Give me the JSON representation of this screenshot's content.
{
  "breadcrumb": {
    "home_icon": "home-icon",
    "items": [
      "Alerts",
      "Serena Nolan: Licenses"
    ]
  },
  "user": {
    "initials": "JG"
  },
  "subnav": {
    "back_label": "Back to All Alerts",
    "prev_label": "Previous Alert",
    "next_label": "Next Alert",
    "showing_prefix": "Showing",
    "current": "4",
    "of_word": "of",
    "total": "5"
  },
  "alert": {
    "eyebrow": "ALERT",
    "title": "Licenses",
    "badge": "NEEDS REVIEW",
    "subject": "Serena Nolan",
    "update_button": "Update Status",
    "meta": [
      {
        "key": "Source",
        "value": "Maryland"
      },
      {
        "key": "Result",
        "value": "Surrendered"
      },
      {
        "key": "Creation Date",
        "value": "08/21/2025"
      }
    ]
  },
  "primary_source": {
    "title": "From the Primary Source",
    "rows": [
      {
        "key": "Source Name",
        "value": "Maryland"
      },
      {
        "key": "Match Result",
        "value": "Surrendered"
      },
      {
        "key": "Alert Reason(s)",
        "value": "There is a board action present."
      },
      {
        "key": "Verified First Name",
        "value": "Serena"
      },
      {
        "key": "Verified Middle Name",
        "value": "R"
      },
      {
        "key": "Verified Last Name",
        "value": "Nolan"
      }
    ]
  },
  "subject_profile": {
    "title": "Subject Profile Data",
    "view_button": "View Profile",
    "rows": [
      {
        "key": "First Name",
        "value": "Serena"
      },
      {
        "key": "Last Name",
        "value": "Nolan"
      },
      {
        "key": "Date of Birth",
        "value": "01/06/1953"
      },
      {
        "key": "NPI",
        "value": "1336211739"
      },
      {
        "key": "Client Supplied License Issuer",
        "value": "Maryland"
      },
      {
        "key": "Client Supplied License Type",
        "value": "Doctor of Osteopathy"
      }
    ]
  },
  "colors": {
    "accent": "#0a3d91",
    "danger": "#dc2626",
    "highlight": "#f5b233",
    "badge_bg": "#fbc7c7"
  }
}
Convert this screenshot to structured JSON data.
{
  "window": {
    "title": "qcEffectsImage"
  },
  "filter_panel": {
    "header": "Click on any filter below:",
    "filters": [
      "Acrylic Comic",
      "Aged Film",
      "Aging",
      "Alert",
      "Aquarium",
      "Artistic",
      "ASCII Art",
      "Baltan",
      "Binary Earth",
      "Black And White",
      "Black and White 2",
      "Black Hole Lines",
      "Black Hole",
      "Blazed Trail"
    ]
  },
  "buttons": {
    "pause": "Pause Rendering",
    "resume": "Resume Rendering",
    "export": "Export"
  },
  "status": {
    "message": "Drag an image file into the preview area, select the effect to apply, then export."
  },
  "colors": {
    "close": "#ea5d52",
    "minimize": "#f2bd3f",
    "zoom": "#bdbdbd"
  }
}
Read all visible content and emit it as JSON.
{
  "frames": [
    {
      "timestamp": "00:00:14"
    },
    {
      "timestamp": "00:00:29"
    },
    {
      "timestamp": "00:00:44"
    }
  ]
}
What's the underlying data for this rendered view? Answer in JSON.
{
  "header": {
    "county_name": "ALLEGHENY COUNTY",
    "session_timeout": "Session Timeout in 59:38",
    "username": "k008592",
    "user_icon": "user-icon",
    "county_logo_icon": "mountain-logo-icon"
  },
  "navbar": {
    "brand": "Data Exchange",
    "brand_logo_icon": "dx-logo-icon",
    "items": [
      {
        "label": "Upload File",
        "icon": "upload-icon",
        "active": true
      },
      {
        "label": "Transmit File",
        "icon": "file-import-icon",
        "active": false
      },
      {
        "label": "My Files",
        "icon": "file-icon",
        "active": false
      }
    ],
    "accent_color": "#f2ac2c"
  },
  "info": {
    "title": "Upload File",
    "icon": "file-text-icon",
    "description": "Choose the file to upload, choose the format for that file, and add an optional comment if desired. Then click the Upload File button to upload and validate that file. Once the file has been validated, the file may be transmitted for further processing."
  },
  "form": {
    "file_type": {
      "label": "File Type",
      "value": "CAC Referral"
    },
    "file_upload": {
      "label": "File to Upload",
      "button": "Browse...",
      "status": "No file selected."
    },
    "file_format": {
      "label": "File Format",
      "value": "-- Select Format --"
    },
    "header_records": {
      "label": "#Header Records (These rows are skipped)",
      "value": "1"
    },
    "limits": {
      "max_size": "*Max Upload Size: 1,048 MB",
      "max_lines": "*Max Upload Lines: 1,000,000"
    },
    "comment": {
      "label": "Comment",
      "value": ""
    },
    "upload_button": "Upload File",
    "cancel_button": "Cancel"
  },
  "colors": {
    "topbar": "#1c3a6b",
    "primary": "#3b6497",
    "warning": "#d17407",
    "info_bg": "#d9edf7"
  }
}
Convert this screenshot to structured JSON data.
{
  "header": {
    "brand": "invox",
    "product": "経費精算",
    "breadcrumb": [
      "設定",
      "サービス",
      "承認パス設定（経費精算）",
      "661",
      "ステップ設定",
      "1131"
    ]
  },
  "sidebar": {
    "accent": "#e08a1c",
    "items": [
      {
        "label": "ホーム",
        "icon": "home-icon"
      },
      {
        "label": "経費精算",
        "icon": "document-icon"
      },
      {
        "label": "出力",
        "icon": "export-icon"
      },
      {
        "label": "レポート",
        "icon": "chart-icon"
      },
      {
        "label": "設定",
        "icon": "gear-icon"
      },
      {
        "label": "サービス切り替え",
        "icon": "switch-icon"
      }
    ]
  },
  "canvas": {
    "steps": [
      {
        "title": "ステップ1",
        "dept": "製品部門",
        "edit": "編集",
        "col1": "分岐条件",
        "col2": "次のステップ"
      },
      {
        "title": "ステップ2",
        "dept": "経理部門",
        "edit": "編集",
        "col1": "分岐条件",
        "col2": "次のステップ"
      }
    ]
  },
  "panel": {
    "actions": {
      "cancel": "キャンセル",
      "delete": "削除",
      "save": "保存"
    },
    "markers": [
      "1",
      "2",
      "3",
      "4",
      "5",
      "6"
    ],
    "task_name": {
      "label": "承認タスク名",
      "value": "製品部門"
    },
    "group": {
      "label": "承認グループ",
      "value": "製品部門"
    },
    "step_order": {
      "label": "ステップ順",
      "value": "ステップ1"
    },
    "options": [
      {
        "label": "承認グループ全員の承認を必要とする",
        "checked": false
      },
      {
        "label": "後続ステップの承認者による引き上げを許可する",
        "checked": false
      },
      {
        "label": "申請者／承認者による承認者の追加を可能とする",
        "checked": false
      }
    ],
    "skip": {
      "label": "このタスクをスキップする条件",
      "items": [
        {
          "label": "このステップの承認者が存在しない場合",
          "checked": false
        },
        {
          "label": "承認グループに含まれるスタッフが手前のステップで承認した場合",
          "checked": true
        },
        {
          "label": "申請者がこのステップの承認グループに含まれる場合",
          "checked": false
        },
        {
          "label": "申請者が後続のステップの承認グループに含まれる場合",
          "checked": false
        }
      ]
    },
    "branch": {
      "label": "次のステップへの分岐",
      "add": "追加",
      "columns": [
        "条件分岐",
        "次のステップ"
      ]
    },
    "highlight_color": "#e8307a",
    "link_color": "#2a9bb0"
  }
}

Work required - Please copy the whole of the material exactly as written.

Exercise response -
Give me the JSON representation of this screenshot's content.
{
  "breadcrumb": {
    "home_icon": "home-icon",
    "items": [
      "Alerts",
      "Serena Nolan: Licenses"
    ]
  },
  "user": {
    "initials": "JG"
  },
  "subnav": {
    "back_label": "Back to All Alerts",
    "prev_label": "Previous Alert",
    "next_label": "Next Alert",
    "showing_prefix": "Showing",
    "current": "4",
    "of_word": "of",
    "total": "5"
  },
  "alert": {
    "eyebrow": "ALERT",
    "title": "Licenses",
    "badge": "NEEDS REVIEW",
    "subject": "Serena Nolan",
    "update_button": "Update Status",
    "meta": [
      {
        "key": "Source",
        "value": "Maryland"
      },
      {
        "key": "Result",
        "value": "Surrendered"
      },
      {
        "key": "Creation Date",
        "value": "08/21/2025"
      }
    ]
  },
  "primary_source": {
    "title": "From the Primary Source",
    "rows": [
      {
        "key": "Source Name",
        "value": "Maryland"
      },
      {
        "key": "Match Result",
        "value": "Surrendered"
      },
      {
        "key": "Alert Reason(s)",
        "value": "There is a board action present."
      },
      {
        "key": "Verified First Name",
        "value": "Serena"
      },
      {
        "key": "Verified Middle Name",
        "value": "R"
      },
      {
        "key": "Verified Last Name",
        "value": "Nolan"
      }
    ]
  },
  "subject_profile": {
    "title": "Subject Profile Data",
    "view_button": "View Profile",
    "rows": [
      {
        "key": "First Name",
        "value": "Serena"
      },
      {
        "key": "Last Name",
        "value": "Nolan"
      },
      {
        "key": "Date of Birth",
        "value": "01/06/1953"
      },
      {
        "key": "NPI",
        "value": "1336211739"
      },
      {
        "key": "Client Supplied License Issuer",
        "value": "Maryland"
      },
      {
        "key": "Client Supplied License Type",
        "value": "Doctor of Osteopathy"
      }
    ]
  },
  "colors": {
    "accent": "#0a3d91",
    "danger": "#dc2626",
    "highlight": "#f5b233",
    "badge_bg": "#fbc7c7"
  }
}
Convert this screenshot to structured JSON data.
{
  "window": {
    "title": "qcEffectsImage"
  },
  "filter_panel": {
    "header": "Click on any filter below:",
    "filters": [
      "Acrylic Comic",
      "Aged Film",
      "Aging",
      "Alert",
      "Aquarium",
      "Artistic",
      "ASCII Art",
      "Baltan",
      "Binary Earth",
      "Black And White",
      "Black and White 2",
      "Black Hole Lines",
      "Black Hole",
      "Blazed Trail"
    ]
  },
  "buttons": {
    "pause": "Pause Rendering",
    "resume": "Resume Rendering",
    "export": "Export"
  },
  "status": {
    "message": "Drag an image file into the preview area, select the effect to apply, then export."
  },
  "colors": {
    "close": "#ea5d52",
    "minimize": "#f2bd3f",
    "zoom": "#bdbdbd"
  }
}
Read all visible content and emit it as JSON.
{
  "frames": [
    {
      "timestamp": "00:00:14"
    },
    {
      "timestamp": "00:00:29"
    },
    {
      "timestamp": "00:00:44"
    }
  ]
}
What's the underlying data for this rendered view? Answer in JSON.
{
  "header": {
    "county_name": "ALLEGHENY COUNTY",
    "session_timeout": "Session Timeout in 59:38",
    "username": "k008592",
    "user_icon": "user-icon",
    "county_logo_icon": "mountain-logo-icon"
  },
  "navbar": {
    "brand": "Data Exchange",
    "brand_logo_icon": "dx-logo-icon",
    "items": [
      {
        "label": "Upload File",
        "icon": "upload-icon",
        "active": true
      },
      {
        "label": "Transmit File",
        "icon": "file-import-icon",
        "active": false
      },
      {
        "label": "My Files",
        "icon": "file-icon",
        "active": false
      }
    ],
    "accent_color": "#f2ac2c"
  },
  "info": {
    "title": "Upload File",
    "icon": "file-text-icon",
    "description": "Choose the file to upload, choose the format for that file, and add an optional comment if desired. Then click the Upload File button to upload and validate that file. Once the file has been validated, the file may be transmitted for further processing."
  },
  "form": {
    "file_type": {
      "label": "File Type",
      "value": "CAC Referral"
    },
    "file_upload": {
      "label": "File to Upload",
      "button": "Browse...",
      "status": "No file selected."
    },
    "file_format": {
      "label": "File Format",
      "value": "-- Select Format --"
    },
    "header_records": {
      "label": "#Header Records (These rows are skipped)",
      "value": "1"
    },
    "limits": {
      "max_size": "*Max Upload Size: 1,048 MB",
      "max_lines": "*Max Upload Lines: 1,000,000"
    },
    "comment": {
      "label": "Comment",
      "value": ""
    },
    "upload_button": "Upload File",
    "cancel_button": "Cancel"
  },
  "colors": {
    "topbar": "#1c3a6b",
    "primary": "#3b6497",
    "warning": "#d17407",
    "info_bg": "#d9edf7"
  }
}
Convert this screenshot to structured JSON data.
{
  "header": {
    "brand": "invox",
    "product": "経費精算",
    "breadcrumb": [
      "設定",
      "サービス",
      "承認パス設定（経費精算）",
      "661",
      "ステップ設定",
      "1131"
    ]
  },
  "sidebar": {
    "accent": "#e08a1c",
    "items": [
      {
        "label": "ホーム",
        "icon": "home-icon"
      },
      {
        "label": "経費精算",
        "icon": "document-icon"
      },
      {
        "label": "出力",
        "icon": "export-icon"
      },
      {
        "label": "レポート",
        "icon": "chart-icon"
      },
      {
        "label": "設定",
        "icon": "gear-icon"
      },
      {
        "label": "サービス切り替え",
        "icon": "switch-icon"
      }
    ]
  },
  "canvas": {
    "steps": [
      {
        "title": "ステップ1",
        "dept": "製品部門",
        "edit": "編集",
        "col1": "分岐条件",
        "col2": "次のステップ"
      },
      {
        "title": "ステップ2",
        "dept": "経理部門",
        "edit": "編集",
        "col1": "分岐条件",
        "col2": "次のステップ"
      }
    ]
  },
  "panel": {
    "actions": {
      "cancel": "キャンセル",
      "delete": "削除",
      "save": "保存"
    },
    "markers": [
      "1",
      "2",
      "3",
      "4",
      "5",
      "6"
    ],
    "task_name": {
      "label": "承認タスク名",
      "value": "製品部門"
    },
    "group": {
      "label": "承認グループ",
      "value": "製品部門"
    },
    "step_order": {
      "label": "ステップ順",
      "value": "ステップ1"
    },
    "options": [
      {
        "label": "承認グループ全員の承認を必要とする",
        "checked": false
      },
      {
        "label": "後続ステップの承認者による引き上げを許可する",
        "checked": false
      },
      {
        "label": "申請者／承認者による承認者の追加を可能とする",
        "checked": false
      }
    ],
    "skip": {
      "label": "このタスクをスキップする条件",
      "items": [
        {
          "label": "このステップの承認者が存在しない場合",
          "checked": false
        },
        {
          "label": "承認グループに含まれるスタッフが手前のステップで承認した場合",
          "checked": true
        },
        {
          "label": "申請者がこのステップの承認グループに含まれる場合",
          "checked": false
        },
        {
          "label": "申請者が後続のステップの承認グループに含まれる場合",
          "checked": false
        }
      ]
    },
    "branch": {
      "label": "次のステップへの分岐",
      "add": "追加",
      "columns": [
        "条件分岐",
        "次のステップ"
      ]
    },
    "highlight_color": "#e8307a",
    "link_color": "#2a9bb0"
  }
}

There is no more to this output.